Have a great trip!

Steph OurLittleMan

Anonymous said...

Just seeing Ruby flying in the elephant reminds me of my trips to Disney with my family. Such joy and excitment, truly the happiest place on earth (except for the cranky people)

Anonymous said...

Wait ... because he was blind he can't enjoy a ride???

How does that even make sense??? Wow she must be a bitter unhappy woman. I would have had a very hard time keep my mouth shut Stuff like that makes me so angry cause ten to one her child will unfortunately grow up thinking that as well. I hate that attitude directed at anyone but esp kids with disabilities because life is hard enough for them without comments like that.

Hey Darkangel I'm not new to this journey and my thought was boy she's lucky I wasn't there

Andrea S. said...

When I was a little girl, a group of girls tried to tell me that I wasn't allowed to pop packaging bubbles with them because I "couldn't hear them pop." It was true that I couldn't hear them pop, but until they told me this I had had no clue that hearing children popped those bubbles for anything other than the pleasant, fun sensation of suddenly-released pressure on the finger-tips, along with the slight vibration bursting onto my skin. (How I hated the bubbles that merely squeezed smaller instead of collapsing all at once! Those were no fun! And still aren't!) The idea that hearing children derived a different type of pleasure from the same activity I did was surprising enough to me. But the fact that they completely disregarded the aspect that was so pleasurable to me was utterly bewildering and alien to me. (Fortunately my Mom was there to intervene so I could pop the bubbles too so I didn't get too upset. But I did pity the other girls for being so utterly oblivious to an entire level of pleasure that had apparently not occurred to them.)

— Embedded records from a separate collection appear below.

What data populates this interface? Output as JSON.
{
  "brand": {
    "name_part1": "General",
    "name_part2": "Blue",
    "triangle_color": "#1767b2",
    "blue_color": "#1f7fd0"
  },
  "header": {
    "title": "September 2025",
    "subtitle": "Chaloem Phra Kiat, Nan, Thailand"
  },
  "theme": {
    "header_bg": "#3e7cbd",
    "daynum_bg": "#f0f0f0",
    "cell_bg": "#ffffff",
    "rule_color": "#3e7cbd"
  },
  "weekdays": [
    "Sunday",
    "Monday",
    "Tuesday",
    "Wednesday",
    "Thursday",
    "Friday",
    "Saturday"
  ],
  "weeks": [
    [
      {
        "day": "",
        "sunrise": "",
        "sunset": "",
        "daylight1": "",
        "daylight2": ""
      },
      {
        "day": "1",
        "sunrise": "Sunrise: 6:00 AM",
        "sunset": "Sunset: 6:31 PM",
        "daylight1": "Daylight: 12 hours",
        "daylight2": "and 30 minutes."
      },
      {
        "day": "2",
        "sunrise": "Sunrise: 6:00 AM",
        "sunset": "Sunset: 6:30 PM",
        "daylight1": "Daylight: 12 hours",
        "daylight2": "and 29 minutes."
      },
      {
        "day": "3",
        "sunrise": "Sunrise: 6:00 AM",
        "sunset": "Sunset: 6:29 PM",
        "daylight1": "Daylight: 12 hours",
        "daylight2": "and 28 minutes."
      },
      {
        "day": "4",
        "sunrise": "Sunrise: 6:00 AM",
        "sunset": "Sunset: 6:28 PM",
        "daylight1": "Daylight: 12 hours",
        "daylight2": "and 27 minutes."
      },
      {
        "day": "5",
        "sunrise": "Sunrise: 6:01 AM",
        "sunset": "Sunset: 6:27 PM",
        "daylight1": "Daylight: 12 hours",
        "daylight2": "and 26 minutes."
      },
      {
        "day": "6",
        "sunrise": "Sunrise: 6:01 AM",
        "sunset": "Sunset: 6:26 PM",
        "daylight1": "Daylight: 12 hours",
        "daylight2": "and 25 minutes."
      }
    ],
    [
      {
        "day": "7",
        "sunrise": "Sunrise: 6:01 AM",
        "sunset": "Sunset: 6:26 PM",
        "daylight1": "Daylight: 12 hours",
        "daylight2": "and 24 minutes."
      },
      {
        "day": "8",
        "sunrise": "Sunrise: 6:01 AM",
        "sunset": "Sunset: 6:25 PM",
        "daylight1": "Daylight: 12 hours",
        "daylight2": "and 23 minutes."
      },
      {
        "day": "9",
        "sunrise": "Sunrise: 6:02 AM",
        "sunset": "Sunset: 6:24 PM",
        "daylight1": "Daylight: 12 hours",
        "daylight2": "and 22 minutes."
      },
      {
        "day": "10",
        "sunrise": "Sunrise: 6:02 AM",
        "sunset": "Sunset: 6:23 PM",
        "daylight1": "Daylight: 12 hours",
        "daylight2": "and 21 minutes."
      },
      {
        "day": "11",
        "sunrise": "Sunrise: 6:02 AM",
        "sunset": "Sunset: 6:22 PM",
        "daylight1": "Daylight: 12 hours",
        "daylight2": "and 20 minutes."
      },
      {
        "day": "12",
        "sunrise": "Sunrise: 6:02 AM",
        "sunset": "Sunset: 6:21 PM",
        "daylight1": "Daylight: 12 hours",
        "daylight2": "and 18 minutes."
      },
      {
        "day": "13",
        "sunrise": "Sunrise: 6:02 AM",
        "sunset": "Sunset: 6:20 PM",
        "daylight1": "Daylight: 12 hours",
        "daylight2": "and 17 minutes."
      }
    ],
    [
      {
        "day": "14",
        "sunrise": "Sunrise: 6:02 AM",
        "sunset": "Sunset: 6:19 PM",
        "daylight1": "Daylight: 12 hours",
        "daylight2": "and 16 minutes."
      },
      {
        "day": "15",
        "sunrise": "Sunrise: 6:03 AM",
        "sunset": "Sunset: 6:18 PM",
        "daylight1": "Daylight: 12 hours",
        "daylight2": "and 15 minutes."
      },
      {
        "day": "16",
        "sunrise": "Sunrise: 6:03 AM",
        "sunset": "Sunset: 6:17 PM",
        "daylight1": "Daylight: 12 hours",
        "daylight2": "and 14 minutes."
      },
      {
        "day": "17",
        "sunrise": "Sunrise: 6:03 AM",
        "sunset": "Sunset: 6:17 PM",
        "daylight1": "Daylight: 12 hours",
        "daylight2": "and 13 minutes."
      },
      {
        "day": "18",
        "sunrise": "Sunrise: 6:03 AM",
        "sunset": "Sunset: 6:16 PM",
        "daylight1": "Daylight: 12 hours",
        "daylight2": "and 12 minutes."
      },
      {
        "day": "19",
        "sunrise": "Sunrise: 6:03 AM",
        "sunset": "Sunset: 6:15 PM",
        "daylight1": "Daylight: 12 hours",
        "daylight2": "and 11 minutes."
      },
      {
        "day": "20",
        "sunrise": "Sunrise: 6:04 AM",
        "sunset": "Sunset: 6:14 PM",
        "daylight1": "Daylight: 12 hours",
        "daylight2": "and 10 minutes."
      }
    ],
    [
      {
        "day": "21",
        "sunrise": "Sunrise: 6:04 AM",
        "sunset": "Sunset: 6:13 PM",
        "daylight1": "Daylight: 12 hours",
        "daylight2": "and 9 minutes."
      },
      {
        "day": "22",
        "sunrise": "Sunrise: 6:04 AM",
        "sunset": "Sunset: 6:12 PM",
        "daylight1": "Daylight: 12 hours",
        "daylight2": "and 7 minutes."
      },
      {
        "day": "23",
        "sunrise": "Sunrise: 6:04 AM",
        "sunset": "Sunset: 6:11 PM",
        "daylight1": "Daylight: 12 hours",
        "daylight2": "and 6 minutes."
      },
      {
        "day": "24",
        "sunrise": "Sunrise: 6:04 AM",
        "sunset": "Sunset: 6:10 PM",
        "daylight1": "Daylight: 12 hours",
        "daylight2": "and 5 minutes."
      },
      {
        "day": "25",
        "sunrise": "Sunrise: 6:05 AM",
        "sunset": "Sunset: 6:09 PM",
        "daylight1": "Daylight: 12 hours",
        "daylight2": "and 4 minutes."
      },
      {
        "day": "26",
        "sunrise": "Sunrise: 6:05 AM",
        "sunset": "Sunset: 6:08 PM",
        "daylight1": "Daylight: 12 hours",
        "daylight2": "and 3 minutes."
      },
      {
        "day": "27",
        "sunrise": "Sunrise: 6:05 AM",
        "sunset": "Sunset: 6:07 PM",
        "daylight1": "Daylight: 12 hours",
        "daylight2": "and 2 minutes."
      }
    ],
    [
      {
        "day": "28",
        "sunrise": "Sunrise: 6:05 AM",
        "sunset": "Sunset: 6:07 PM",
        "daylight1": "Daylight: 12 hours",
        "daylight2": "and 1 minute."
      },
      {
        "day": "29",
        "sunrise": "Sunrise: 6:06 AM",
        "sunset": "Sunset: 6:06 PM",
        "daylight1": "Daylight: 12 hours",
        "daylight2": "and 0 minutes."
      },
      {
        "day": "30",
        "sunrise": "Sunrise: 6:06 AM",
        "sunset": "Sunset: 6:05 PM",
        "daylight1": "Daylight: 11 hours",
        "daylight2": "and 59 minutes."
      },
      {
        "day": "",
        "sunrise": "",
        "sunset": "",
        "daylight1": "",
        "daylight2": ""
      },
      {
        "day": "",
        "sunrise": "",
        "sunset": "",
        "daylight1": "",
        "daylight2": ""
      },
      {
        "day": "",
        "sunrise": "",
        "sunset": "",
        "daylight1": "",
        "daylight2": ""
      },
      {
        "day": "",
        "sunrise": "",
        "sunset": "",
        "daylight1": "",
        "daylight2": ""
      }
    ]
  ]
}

As an adult I can now understand pleasure from sound even if I still can't relate to it! But it still bewilders me how some hearing people can be so focused on sound that they fail to notice the existence of any other aspects of the same experience. How can some hearing people forget to notice sights, vibrations, tactile sensations? I suppose blind people must feel the same way toward many of us sighted people and how we focus on visuals. How can anyone have so much trouble understanding that there is more than one way to access pleasure? Even a child who is both deaf and blind could easily enjoy popping those bubbles, or flying in that plane. And would love it just as much as a child who can both hear and see.

I agree: this is a total failure of imagination on her part. Not only does she color everything with one crayon but she colors it all with the color gray: gray for bland and flavorless, without life, without texture.

datri said...

I had the worst experience at Disney World (you know, the "Happiest Place On Earth") with people (not staff, who are wonderful, but other visitors). Someone was complaining about us being boarded first (she scoffed about my kid being in a stroller not a wheelchair) to which I just finally screamed "she has Down syndrome, autism, and a vision impairment. Is that disabled enough for you or should I chop off her legs, too?!?!?!?!"

(although on a happier note, when we were waiting for the bus, there was a couple in wheelchairs who both also had intellectual disabilities, who had just gotten married! that made up for the ignorance!)

Unknown said...

People forget that seeing is the only a slice of the sensory experience.

CJ said...

I have learned to see with my heart. The vision is better that way.

Anonymous said...

Andrea S:

For me, feeling the bubbles *pop* IS the fun part -- those computer games where you can "pop" bubbles by mouse-clicking to just hear and see the pop effect just are NOT the same.


Andrea S. said...

They have computer games for just the *sound* of bubble popping? What's the point of that?!!

Thanks, Andrea, it's nice to know that there is at least one hearing person in the world who enjoys the same aspect of bubble popping as I do :-)

Ettina said...

Most people pop bubbles for the sound? I never knew that. For me, it's definitely the feel of the popping that matters.
There are plenty of ways to find your own joy in life.

Cynthia F. said...

great shot of Ruby and her folks! nice work Joe.